“Can we talk about this,” I asked, moving around the bed and reaching out for her arm as she worked the zipper.

“Talking isn’t going to fix this.” Her eyes met mine for the first time that evening and I found I couldn’t hold her stare. I was beginning to realize what she already knew: We were over, had been for months. Tonight was just a painful formality.

“Where will you stay?” I asked her retreating back, a cowardly bone thrown without thinking. She was leaving. I didn’t know what else to say.

“I don’t know,” she said, turning back. Her eyes made the rounds of our tiny apartment without finding me. “Friend, my parent’s. Anywhere but here.”

* * *

Alone together on a lazy Sunday and I couldn’t bring myself to answer the buzz of the dryer even after the third alarm.

I’d never been studied more intently, more thoroughly. She sat in my lap, deep brown eyes studying the curve of my cheek, the stubble on my chin with the intensity bordering on obsession. Diminishing and heartening in a combination of love and discovery only a child can share.

She cupped both sides of my face in her tiny little hands and bonked her forehead into mine, eyes meeting less than a breath away. “Cyclops,” I said, in my best monster voice and she dissolved into giggles, pigtails dancing into my face as she laughed.

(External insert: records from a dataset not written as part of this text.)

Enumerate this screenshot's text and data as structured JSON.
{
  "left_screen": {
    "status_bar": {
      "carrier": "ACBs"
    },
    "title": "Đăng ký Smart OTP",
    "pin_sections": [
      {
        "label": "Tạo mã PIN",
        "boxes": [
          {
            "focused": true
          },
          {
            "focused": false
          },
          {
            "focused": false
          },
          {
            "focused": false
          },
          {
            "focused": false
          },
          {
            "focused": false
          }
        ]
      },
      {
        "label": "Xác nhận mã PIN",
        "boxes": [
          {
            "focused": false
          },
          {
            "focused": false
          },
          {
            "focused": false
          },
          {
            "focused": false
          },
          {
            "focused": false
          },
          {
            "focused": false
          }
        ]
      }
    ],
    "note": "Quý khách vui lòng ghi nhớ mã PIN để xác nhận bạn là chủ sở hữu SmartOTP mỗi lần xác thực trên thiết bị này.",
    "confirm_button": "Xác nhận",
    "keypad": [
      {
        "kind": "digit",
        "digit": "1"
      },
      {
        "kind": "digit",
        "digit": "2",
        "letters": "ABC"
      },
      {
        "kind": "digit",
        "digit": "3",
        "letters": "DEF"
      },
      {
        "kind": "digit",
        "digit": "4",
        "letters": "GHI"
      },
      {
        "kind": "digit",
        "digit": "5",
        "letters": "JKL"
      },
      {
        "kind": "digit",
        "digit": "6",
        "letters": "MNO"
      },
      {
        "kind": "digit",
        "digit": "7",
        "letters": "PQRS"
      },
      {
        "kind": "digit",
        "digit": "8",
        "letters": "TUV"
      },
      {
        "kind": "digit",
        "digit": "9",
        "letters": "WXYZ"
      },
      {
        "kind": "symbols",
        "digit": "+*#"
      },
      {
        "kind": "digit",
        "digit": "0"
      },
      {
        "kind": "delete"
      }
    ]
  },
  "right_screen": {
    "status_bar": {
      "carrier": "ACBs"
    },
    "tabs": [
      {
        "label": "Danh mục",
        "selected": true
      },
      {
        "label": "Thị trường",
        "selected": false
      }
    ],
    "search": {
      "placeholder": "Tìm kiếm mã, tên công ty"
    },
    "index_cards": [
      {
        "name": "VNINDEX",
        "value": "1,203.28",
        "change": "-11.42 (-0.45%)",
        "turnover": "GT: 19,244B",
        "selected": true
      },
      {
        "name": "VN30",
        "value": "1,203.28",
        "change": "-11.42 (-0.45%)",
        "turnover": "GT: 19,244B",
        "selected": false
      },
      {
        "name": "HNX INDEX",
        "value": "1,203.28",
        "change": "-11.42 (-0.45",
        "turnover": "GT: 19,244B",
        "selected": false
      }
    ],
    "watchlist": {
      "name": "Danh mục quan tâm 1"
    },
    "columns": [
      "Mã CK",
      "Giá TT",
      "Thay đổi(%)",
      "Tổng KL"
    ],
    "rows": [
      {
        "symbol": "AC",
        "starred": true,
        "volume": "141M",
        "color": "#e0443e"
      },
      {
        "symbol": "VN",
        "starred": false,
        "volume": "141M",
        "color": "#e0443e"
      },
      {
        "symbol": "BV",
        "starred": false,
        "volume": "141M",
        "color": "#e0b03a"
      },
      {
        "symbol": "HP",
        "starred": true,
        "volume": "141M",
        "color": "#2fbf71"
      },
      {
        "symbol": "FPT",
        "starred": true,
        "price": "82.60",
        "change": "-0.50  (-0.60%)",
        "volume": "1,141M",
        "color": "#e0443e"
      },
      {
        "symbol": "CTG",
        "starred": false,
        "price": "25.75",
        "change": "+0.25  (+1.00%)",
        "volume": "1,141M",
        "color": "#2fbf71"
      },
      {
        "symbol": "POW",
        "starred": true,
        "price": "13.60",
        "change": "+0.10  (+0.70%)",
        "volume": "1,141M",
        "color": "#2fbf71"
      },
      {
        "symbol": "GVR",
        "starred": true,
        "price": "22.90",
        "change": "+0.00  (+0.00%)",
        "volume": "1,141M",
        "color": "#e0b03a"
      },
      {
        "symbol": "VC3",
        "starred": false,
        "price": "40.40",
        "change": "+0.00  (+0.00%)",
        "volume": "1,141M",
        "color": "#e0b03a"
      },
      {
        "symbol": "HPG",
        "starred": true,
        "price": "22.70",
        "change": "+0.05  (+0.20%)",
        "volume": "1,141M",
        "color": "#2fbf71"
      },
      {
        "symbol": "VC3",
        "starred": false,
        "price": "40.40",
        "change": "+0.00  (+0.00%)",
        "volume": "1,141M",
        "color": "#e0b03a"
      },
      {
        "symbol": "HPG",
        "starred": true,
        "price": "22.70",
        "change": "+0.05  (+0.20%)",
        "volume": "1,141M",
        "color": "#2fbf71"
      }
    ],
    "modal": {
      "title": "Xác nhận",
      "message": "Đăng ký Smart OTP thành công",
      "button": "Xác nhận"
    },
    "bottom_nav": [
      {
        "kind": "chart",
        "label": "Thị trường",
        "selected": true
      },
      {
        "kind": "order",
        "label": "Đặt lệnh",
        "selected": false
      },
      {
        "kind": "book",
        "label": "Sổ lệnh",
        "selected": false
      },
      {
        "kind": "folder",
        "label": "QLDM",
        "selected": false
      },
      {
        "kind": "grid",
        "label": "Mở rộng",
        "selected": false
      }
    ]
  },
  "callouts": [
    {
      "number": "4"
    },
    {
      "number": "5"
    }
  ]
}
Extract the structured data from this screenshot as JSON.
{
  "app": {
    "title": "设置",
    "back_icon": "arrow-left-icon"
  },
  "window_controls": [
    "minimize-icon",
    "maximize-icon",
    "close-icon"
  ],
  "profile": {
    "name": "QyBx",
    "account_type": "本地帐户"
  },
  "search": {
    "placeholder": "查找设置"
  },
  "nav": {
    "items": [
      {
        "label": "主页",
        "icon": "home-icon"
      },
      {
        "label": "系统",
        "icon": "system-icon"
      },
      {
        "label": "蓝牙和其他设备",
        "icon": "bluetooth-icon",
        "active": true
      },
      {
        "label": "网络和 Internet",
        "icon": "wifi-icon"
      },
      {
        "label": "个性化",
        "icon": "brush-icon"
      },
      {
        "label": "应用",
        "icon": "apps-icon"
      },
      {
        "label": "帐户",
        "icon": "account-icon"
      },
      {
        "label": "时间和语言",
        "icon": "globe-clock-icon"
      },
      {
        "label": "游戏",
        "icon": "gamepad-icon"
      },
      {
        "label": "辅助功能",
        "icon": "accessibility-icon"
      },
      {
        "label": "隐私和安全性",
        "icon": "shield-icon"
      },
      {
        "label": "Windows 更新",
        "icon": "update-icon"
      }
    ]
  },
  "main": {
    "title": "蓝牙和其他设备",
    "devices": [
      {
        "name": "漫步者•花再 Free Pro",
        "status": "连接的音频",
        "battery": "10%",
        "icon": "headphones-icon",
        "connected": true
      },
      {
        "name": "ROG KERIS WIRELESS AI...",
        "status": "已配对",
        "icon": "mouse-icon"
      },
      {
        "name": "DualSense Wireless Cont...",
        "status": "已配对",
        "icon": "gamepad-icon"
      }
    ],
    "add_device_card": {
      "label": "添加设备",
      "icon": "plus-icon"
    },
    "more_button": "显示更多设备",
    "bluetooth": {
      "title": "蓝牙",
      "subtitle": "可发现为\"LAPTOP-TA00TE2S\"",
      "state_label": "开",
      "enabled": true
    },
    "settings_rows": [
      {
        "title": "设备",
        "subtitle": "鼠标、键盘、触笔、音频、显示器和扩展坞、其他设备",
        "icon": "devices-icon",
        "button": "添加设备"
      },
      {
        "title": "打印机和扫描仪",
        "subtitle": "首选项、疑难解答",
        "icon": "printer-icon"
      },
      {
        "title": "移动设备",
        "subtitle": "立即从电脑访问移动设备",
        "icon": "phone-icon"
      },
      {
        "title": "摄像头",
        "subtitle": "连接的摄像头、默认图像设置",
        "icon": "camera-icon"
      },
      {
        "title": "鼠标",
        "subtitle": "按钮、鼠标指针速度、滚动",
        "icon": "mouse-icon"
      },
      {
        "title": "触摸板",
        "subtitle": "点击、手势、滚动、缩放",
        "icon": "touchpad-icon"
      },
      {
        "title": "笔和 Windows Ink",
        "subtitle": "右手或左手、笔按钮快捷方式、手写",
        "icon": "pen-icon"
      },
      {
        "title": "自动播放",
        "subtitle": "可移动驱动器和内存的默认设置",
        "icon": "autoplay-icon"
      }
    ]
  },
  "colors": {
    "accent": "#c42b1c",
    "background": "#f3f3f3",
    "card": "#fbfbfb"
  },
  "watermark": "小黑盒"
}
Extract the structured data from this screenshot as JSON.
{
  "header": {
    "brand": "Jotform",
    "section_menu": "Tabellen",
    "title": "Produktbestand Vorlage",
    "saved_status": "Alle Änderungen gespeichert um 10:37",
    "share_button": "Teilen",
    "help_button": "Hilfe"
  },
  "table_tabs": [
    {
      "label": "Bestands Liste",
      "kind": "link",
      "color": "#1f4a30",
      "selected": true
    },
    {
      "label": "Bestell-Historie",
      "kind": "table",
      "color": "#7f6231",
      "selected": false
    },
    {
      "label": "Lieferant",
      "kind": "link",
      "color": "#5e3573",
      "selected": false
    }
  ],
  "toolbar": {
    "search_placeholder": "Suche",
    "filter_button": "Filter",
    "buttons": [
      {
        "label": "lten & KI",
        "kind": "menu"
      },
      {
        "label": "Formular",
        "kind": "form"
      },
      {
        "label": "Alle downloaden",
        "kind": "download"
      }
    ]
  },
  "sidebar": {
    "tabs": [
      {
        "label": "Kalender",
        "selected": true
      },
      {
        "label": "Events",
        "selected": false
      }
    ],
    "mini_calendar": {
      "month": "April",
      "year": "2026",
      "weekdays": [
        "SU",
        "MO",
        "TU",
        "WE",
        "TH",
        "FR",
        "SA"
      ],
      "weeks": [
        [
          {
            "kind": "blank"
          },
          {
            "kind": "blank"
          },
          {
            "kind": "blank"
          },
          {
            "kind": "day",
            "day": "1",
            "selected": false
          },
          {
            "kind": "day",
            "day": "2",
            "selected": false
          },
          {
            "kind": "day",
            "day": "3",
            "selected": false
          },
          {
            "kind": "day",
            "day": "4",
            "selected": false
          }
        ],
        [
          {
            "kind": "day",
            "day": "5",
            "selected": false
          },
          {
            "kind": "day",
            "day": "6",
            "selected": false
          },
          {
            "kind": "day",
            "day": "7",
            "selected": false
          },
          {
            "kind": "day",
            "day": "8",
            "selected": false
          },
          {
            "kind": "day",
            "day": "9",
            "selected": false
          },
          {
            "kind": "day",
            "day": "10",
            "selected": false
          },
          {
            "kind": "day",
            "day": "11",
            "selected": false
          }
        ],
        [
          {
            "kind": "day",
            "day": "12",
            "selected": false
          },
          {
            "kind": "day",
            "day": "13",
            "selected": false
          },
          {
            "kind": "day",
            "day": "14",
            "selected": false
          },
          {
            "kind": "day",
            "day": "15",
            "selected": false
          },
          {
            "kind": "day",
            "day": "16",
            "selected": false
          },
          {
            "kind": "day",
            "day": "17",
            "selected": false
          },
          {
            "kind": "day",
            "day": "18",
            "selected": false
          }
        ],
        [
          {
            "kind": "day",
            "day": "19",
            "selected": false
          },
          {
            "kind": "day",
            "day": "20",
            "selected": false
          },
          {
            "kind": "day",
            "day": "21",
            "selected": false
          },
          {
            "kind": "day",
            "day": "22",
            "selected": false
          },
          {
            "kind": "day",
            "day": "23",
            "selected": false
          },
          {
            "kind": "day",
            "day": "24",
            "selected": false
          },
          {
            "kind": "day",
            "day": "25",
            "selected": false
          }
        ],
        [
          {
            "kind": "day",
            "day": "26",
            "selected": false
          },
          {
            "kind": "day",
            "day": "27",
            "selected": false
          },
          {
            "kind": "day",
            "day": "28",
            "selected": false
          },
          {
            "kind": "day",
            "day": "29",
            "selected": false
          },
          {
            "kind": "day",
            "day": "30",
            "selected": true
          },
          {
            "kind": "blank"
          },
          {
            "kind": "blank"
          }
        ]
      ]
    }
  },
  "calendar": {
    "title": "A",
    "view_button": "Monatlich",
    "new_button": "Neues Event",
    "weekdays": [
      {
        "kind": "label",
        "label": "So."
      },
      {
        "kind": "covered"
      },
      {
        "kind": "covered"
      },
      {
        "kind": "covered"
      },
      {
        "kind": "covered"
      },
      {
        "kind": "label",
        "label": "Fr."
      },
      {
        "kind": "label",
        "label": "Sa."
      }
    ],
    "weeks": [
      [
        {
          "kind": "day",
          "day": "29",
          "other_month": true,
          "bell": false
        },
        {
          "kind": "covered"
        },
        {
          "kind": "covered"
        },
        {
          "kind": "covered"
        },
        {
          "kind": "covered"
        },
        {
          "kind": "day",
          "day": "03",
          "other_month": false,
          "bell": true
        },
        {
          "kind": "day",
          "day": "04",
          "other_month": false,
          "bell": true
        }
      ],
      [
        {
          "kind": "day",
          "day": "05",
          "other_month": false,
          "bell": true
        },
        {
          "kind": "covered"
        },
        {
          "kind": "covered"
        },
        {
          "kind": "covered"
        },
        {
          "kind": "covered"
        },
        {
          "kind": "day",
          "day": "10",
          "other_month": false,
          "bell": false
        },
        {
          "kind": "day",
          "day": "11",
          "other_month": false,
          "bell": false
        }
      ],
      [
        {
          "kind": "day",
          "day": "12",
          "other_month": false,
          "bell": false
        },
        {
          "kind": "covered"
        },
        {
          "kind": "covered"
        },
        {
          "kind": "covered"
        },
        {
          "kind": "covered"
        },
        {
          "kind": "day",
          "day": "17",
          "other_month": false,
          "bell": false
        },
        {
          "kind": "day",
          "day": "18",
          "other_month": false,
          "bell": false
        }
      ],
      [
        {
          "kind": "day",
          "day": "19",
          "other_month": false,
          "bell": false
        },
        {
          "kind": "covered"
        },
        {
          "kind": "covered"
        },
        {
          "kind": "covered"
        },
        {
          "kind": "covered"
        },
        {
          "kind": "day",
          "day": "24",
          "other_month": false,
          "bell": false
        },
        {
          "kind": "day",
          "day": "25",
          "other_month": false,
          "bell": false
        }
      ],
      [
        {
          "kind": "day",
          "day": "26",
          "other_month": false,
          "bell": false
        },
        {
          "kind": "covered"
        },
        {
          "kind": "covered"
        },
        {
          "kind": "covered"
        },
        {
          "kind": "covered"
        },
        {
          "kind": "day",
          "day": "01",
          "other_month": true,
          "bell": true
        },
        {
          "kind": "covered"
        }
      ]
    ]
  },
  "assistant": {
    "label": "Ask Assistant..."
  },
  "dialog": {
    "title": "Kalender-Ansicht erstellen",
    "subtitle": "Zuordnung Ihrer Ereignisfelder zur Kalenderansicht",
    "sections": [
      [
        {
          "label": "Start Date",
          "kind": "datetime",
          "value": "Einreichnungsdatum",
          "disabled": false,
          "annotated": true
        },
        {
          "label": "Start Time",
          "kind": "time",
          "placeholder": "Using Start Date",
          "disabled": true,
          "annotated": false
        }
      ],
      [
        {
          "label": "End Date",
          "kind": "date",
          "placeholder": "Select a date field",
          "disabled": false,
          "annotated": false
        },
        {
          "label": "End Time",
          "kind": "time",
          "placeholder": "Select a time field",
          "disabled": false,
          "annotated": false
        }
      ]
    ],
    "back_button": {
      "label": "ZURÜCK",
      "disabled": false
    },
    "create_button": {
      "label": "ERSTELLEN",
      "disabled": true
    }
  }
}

“Daddy,” she said to me, question clear in her voice. “Do you have to work today?”

I did — of course I did. We were scraping by on the goodwill of our families and the meager freelance jobs I could cobble together to make a paycheck. There was laundry, cleaning and a million chores that had to be done.

“No,” I told her. “Not today. I have anywhere to be but here.”

She relaxed into my arms, eyes finding the television that never seemed to get turned off anymore. I drifted off not long after she did, lulled to sleep by the sound of her breathing.

This Will Pass

Writing-101 June 2014 class badge An entry for Writing 101, Day One: Unlock the Mind.

A 20-minute free-writing exercise.

I’m not entirely comfortable publishing this one. If not for the twist, I’d have left it private.

I’m not sure whether to be embarrassed, angry or something else entirely. I meditated for a few heartbeats. Deep breaths. Only the sound of the air moving through my in my nose and out my mouth and the white noise of the laptop fan. I empty my thoughts and clear my mind and I’m left with only one topic:

That fucking tornado.

It’s been about a year from the day I spent threading my car through the destruction, unwilling to stop at the checkpoints as they were going up. I said fuck the tornado then too: I was going home, police and national guard be damned. A year and twenty-two days since I saw the a neighborhood turned green, every surface coated in pulped vegetation and insulation. I drove through the neighborhood, tires sliding in the muck. I tore the front grill off my car driving over a tree. There was some guy, dirty face under the brim of a cheap blue and white mesh-back. He pulled a cigarette from his mouth and hurled me, cherry exploding in a shower of sparks as it bounced off my windshield. His arms flailed, mouth making shapes I knew were shouts. Anger, loss. I still have no idea why.

It’s been one year, twenty-two days, one hour and forty-two minutes since I pulled up in the driveway and saw my wife and daughter alive. They weathered the storm together in a closet. I didn’t notice until hours later that the houses at the end of the street were gone. Piles of splintered lumber, brick and memories 50 maybe 60 feet away from where our house still stood. Beaten, covered in debris, full of holes, but standing.

It’s been long enough now that people no longer ask me how I feel about it. Believe me, it’s a blessing. I’m not sure that what I feel about it has a name. Just a jumble of memories that get hazier every day, leaving behind this vague angst coupled with a soft dread as I spend the evening waiting for the sirens to go off again. Some sadness there too, guilt for friends we lost to the storm.

I would never have said any of this spare in free-writing. These thoughts they’re small things.  I’m not hurt. I’m not damaged. I don’t need a shoulder to cry on. I don’t need comfort or sorrow or pity or anything else, really.

Anniversaries are a weird thing. I think this post has been stuck in my head since then.

I guess I’m just standing in the shadow a catastrophe. It’ll pass.